***** Input records

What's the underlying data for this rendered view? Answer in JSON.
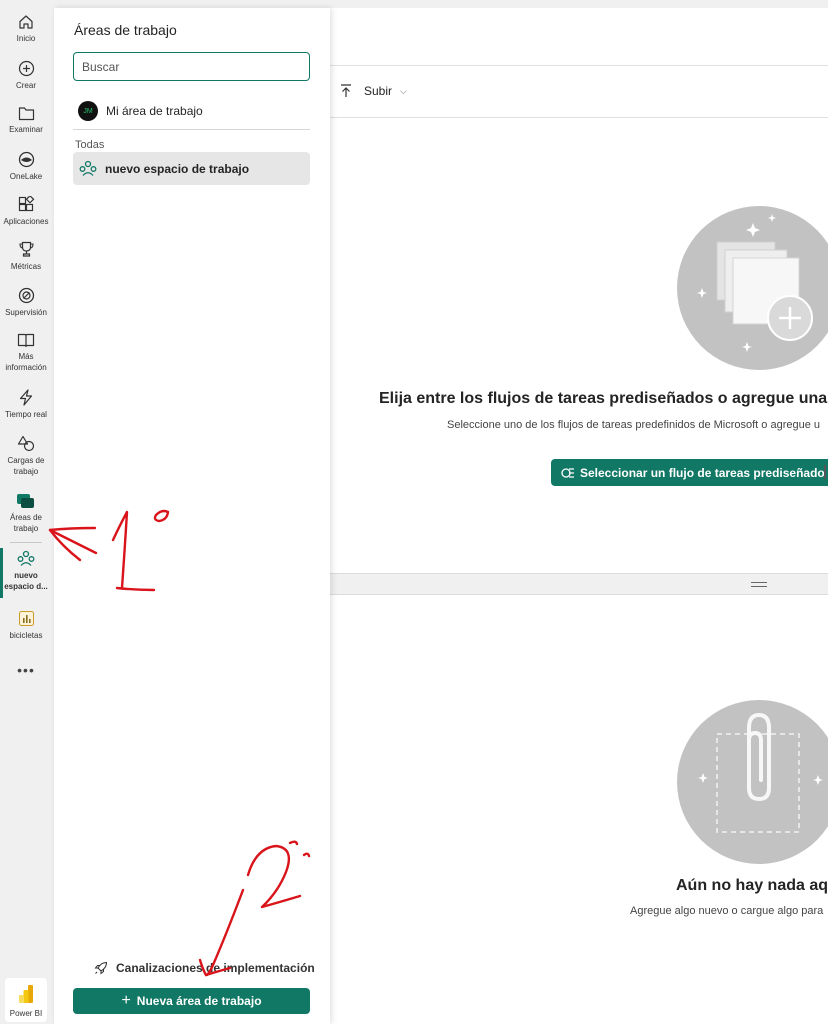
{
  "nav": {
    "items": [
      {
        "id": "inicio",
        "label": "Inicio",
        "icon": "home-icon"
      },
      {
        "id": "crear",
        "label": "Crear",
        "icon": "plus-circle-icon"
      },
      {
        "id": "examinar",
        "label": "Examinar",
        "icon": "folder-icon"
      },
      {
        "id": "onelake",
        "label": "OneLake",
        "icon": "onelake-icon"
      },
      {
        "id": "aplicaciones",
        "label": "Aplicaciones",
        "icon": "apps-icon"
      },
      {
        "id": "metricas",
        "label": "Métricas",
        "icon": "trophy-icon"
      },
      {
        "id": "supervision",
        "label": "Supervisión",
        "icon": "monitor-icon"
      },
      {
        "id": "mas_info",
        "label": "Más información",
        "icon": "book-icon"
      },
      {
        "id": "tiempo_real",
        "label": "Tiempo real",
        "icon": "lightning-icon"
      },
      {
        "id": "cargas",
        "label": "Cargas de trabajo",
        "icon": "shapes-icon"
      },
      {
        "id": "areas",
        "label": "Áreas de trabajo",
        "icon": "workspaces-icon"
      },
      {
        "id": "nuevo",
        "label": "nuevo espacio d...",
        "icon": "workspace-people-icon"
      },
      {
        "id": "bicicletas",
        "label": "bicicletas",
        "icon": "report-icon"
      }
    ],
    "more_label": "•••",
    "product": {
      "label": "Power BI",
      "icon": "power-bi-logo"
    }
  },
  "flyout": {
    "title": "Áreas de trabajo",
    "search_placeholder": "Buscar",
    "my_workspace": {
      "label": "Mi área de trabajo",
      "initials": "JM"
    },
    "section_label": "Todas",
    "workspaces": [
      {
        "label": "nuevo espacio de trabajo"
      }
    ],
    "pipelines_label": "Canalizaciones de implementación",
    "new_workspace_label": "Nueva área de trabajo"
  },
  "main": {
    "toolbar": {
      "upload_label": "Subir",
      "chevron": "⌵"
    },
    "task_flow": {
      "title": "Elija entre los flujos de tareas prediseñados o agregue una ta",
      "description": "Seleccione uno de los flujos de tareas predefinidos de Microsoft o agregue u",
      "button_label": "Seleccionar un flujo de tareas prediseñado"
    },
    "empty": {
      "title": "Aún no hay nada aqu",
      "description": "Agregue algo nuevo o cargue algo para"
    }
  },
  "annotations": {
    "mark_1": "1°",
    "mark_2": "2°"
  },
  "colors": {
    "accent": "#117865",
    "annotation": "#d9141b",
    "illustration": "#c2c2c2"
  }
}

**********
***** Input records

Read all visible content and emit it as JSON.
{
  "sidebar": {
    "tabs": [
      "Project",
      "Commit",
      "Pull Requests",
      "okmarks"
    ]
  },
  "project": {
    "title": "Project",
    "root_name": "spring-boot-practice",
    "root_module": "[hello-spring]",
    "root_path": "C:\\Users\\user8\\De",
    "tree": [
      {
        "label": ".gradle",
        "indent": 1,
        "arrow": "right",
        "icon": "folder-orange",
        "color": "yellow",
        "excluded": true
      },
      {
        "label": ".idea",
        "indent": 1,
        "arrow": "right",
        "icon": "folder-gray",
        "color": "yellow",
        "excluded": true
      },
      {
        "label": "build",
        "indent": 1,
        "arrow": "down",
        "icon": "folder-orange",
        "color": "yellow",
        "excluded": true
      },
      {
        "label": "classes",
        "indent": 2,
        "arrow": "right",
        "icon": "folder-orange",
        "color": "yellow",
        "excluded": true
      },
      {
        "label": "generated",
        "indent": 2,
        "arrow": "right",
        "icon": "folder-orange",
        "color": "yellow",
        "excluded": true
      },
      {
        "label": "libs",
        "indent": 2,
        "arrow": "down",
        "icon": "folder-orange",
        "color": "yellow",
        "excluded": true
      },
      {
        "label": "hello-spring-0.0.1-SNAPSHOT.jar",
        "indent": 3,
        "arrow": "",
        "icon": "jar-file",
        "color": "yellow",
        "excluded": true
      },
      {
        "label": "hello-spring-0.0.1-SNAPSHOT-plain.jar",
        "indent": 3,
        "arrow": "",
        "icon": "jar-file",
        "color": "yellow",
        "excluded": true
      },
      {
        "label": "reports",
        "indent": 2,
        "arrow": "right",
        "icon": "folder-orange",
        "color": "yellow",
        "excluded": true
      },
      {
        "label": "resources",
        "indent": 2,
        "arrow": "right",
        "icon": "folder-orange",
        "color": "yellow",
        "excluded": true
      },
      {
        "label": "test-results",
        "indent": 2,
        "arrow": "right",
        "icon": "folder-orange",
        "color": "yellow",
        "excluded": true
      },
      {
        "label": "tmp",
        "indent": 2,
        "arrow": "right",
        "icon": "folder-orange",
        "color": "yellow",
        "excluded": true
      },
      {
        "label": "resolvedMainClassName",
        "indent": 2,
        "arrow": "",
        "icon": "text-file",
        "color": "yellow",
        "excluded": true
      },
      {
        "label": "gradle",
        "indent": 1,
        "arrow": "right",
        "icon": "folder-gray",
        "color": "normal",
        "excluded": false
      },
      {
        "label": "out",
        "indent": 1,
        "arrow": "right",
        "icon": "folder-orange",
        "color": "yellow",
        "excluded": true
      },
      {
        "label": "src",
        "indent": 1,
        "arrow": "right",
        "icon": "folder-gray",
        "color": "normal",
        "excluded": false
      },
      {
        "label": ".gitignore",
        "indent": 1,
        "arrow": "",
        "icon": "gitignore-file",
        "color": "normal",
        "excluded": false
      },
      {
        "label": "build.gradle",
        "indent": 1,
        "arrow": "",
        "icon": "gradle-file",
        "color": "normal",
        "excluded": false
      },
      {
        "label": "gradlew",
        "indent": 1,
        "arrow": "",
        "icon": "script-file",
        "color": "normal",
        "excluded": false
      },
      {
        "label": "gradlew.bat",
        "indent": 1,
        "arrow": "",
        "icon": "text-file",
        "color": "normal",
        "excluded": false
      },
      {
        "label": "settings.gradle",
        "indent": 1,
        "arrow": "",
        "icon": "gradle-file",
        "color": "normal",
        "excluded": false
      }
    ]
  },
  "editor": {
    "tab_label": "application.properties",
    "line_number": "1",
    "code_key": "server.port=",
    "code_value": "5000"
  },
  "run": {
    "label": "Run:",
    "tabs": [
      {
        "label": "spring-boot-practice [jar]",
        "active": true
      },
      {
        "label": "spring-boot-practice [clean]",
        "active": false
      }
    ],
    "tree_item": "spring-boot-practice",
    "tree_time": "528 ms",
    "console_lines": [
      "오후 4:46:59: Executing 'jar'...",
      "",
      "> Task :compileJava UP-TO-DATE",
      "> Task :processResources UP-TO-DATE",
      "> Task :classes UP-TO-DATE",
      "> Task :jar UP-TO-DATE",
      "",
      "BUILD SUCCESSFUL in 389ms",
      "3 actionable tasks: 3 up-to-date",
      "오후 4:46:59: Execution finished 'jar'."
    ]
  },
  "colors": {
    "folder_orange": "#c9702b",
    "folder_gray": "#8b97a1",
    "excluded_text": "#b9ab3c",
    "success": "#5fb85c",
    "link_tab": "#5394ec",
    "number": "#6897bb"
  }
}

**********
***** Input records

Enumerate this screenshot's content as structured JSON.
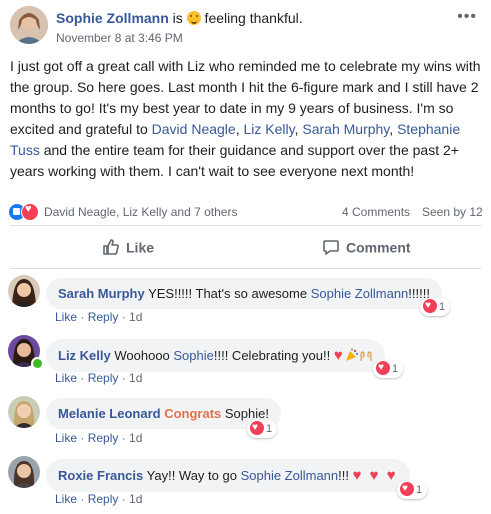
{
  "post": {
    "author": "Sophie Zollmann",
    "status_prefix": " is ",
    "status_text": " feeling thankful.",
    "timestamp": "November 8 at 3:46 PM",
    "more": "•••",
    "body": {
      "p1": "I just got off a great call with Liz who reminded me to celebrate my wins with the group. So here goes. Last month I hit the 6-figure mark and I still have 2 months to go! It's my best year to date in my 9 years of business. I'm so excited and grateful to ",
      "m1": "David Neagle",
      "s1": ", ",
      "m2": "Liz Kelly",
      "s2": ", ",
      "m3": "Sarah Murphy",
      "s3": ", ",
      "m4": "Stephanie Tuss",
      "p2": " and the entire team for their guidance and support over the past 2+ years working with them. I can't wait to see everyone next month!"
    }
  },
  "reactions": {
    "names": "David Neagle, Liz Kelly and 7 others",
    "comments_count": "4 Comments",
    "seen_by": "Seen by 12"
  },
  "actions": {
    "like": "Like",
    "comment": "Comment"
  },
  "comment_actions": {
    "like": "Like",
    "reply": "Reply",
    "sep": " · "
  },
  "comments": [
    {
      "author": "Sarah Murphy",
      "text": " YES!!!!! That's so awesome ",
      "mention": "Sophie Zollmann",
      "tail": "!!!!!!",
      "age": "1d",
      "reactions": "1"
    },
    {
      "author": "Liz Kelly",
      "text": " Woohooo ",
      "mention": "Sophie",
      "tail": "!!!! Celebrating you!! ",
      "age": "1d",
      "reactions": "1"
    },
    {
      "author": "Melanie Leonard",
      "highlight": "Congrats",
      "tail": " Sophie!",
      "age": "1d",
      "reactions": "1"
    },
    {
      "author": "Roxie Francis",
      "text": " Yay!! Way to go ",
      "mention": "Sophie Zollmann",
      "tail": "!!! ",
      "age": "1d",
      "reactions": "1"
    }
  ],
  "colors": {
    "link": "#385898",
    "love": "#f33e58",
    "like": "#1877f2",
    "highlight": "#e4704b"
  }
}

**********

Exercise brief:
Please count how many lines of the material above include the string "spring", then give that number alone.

Output below:
7